“Ending DACA would severely undercut TFA’s national effort to increase academic success among all students, but particularly undocumented students, since we’ve learned that DACA teachers provide tremendous help to undocumented youth as they navigate the barriers they face; students would lose the chance to connect with teachers who mirror their life experiences and act as remarkable role models,” her declaration states.
Avila’s federal lawsuit is significant because it is believed to be the only suit filed by Dreamers to date, according to the lead attorney in the case, Ted Boutrous.
“The decision to end DACA is not only inexplicable and immoral, but it is also unconstitutional,” Boutrous said. “These young people were able to attend college, open businesses, and give back to their communities because they trusted the government to honor its promises and live up to its word. In suddenly and arbitrarily breaking those promises, the government is in direct violation of the Due Process Clause and federal law.”
Lida Jennings, executive director of Teach For America-Los Angeles, said the DACA repeal will have far-reaching impacts on high-need communities. “If Miriam is not in the classroom that means 80 students would go without a teacher. Given the shortage across the state, teachers like Miriam are not easy to replace.”
For this school year at least, Avila will remain with the students. Her DACA expires in March 2019; if no solution is in place by then, she will leave the classroom. She’s explained the situation to her students and facilitated community circles as they’ve processed their own thoughts and fears about the repeal, their immigrant family members and their futures.

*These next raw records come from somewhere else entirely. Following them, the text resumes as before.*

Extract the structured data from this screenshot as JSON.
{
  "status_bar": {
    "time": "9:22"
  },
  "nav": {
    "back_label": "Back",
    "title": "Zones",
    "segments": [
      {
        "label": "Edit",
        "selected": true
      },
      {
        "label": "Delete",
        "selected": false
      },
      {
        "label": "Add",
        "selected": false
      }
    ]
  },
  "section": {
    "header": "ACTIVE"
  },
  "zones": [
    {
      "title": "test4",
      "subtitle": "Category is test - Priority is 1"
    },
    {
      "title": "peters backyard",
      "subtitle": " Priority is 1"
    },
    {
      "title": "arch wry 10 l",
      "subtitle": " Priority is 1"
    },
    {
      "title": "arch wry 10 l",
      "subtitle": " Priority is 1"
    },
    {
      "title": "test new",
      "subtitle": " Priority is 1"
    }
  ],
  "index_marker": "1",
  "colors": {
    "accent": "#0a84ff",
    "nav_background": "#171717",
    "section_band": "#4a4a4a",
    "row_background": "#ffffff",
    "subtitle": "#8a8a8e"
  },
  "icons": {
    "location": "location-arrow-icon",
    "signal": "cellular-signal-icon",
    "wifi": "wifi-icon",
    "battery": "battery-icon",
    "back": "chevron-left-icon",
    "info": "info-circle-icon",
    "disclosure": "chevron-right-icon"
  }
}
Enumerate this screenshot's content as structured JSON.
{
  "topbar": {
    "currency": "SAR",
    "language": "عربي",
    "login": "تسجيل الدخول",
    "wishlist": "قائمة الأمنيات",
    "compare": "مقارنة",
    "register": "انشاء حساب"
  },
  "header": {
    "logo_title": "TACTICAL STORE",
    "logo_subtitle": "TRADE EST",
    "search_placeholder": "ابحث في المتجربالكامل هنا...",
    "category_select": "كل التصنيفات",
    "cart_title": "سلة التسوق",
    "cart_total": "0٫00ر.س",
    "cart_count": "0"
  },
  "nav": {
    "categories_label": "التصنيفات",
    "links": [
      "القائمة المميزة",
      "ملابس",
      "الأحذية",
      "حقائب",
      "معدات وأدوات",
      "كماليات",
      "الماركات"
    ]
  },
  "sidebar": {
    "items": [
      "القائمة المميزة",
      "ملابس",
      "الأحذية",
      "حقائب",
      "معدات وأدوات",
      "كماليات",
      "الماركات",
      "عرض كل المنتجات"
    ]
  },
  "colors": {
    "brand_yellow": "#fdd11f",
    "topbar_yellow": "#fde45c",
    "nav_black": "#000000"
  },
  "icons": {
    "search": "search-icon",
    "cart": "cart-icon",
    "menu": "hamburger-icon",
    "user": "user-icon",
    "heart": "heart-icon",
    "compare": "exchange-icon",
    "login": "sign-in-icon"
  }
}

“I want my students to think critically, not only about how this affects them but how it affects other people they are around,” she said. “I want them to ask if this is right, ask if it is not right, and choose a way to protest. The lawsuit is my way of protesting.”